- Input data -
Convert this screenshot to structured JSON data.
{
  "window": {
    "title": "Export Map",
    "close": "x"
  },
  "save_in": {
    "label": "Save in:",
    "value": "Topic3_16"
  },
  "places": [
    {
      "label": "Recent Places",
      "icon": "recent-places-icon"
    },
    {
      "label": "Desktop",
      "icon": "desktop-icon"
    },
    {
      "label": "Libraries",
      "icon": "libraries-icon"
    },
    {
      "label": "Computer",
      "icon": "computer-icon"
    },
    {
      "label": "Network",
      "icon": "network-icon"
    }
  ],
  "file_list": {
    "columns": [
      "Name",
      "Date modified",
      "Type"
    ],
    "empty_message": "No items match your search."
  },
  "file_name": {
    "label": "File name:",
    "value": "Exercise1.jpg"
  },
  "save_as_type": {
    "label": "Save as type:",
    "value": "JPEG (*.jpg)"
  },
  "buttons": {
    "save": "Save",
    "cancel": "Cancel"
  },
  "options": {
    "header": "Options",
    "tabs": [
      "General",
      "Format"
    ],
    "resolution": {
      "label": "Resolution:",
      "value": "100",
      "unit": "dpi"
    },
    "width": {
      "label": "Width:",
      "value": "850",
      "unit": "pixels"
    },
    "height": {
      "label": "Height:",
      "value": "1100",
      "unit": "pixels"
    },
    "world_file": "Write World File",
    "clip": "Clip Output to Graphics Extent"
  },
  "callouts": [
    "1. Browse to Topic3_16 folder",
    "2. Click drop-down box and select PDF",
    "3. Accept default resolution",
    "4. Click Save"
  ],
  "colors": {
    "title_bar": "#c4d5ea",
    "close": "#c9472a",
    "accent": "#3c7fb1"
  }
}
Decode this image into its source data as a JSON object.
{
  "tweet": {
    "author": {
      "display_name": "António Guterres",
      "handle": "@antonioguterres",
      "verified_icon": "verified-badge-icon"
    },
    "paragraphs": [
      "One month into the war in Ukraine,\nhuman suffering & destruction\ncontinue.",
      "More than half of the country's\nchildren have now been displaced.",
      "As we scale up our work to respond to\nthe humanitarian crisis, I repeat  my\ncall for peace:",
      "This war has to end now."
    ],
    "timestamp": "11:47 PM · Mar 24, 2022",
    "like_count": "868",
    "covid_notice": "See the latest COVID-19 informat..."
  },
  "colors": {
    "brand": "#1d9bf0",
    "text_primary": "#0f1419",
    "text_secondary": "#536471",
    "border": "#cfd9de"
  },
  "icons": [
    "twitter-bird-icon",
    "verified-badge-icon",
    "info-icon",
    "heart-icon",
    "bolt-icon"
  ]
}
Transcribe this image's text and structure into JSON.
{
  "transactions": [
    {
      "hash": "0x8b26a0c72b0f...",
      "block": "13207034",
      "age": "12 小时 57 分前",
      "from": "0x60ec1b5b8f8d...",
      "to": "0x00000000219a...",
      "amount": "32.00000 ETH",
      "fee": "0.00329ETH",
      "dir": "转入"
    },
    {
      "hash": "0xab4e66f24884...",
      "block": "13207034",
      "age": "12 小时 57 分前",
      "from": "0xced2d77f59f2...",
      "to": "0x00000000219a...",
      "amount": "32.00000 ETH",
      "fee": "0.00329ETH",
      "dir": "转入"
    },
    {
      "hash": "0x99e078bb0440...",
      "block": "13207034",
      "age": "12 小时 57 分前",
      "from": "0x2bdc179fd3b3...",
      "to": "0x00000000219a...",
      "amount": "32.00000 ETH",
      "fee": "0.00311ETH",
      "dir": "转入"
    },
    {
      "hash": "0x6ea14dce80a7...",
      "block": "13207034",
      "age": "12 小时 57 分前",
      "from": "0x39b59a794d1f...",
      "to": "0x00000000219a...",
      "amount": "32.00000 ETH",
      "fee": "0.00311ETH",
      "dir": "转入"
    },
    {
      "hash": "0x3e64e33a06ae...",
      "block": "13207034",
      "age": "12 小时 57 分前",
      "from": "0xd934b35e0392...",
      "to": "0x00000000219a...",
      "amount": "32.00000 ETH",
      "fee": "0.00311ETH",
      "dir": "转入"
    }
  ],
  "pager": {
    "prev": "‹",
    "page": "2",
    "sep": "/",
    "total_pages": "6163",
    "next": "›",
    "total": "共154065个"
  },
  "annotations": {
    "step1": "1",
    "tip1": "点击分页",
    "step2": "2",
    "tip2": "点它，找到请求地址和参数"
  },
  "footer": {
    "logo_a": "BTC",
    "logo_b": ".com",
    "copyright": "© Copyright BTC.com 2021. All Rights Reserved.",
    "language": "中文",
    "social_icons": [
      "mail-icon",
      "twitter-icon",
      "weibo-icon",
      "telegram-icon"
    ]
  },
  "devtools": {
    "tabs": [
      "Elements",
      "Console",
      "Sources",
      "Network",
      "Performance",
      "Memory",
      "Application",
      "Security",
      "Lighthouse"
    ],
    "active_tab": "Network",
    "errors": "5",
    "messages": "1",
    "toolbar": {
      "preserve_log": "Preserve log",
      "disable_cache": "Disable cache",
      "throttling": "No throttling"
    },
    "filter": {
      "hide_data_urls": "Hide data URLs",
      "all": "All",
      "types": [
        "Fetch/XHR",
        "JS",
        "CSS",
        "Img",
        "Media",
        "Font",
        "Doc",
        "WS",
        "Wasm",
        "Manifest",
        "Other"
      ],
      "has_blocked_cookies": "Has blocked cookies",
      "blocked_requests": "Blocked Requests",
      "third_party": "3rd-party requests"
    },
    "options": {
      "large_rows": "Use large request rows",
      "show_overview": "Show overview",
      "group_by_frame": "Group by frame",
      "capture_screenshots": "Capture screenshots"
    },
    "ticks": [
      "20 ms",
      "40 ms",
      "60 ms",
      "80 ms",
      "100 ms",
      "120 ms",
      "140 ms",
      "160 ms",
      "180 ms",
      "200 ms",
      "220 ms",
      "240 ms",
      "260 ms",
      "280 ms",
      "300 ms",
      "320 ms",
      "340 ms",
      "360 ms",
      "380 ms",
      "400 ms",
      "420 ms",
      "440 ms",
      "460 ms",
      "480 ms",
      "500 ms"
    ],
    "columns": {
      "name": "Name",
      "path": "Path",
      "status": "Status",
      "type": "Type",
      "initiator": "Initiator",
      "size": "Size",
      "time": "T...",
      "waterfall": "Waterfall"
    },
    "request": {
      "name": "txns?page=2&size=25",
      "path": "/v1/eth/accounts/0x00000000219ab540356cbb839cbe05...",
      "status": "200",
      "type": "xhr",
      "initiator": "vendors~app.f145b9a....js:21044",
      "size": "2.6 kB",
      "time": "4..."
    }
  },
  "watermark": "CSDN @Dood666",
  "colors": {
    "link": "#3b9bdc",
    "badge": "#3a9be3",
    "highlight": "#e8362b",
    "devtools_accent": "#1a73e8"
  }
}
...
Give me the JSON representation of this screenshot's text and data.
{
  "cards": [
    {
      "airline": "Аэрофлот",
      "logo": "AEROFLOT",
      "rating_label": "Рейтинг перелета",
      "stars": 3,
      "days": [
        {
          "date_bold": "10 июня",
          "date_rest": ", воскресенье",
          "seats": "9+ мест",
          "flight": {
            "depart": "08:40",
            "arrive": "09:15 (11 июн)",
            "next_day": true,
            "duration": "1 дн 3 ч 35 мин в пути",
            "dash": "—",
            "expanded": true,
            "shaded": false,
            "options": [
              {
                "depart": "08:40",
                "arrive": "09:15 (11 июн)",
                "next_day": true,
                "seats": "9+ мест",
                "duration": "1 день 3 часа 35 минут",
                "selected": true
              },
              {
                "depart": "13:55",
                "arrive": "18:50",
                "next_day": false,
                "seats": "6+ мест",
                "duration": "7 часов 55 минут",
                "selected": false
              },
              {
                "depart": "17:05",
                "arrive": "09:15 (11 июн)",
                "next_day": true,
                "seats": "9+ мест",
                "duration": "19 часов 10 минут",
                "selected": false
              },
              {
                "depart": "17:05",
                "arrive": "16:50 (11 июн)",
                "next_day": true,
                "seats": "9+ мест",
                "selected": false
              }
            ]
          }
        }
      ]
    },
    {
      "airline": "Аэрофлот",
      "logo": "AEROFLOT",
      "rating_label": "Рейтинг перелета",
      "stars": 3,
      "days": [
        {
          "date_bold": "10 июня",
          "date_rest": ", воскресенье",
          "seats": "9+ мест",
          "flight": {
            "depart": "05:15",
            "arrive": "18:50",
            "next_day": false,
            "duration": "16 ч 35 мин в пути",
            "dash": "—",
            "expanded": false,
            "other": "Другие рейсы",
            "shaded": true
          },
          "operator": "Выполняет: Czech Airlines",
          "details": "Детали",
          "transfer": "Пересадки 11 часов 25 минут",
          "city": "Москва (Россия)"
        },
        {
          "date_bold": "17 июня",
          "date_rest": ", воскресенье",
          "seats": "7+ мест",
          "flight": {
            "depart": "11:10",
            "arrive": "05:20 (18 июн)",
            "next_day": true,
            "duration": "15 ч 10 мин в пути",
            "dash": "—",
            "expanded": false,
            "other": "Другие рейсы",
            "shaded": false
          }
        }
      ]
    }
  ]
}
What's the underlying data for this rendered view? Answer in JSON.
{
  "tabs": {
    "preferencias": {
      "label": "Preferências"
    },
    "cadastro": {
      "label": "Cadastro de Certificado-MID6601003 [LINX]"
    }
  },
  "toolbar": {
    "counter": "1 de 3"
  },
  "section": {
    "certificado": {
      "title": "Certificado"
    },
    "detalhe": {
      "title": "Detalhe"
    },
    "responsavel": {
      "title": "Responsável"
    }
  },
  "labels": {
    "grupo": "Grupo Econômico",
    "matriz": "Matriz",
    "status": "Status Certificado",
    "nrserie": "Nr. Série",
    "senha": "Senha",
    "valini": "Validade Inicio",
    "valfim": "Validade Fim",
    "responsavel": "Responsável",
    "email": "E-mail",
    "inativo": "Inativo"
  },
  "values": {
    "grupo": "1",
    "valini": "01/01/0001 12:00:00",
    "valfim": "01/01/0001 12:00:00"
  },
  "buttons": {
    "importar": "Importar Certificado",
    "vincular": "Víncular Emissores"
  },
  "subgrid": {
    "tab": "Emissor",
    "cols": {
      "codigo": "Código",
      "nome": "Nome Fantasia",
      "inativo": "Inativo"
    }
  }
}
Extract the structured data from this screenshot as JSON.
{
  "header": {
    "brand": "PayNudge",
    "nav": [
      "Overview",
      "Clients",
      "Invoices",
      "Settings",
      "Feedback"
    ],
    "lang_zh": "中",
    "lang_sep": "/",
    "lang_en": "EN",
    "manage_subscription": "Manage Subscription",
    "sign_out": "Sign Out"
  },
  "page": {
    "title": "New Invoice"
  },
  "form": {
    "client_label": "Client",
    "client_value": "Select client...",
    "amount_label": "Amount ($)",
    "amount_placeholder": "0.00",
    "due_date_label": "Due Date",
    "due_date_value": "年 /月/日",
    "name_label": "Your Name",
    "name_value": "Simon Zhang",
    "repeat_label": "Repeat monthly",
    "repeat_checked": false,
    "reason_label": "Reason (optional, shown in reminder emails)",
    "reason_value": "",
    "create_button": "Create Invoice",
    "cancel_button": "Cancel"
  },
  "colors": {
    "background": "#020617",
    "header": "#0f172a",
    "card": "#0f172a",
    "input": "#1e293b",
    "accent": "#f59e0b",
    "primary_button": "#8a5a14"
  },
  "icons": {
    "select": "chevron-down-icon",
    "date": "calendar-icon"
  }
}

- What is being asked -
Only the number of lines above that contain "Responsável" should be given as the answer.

- Exercise result -
2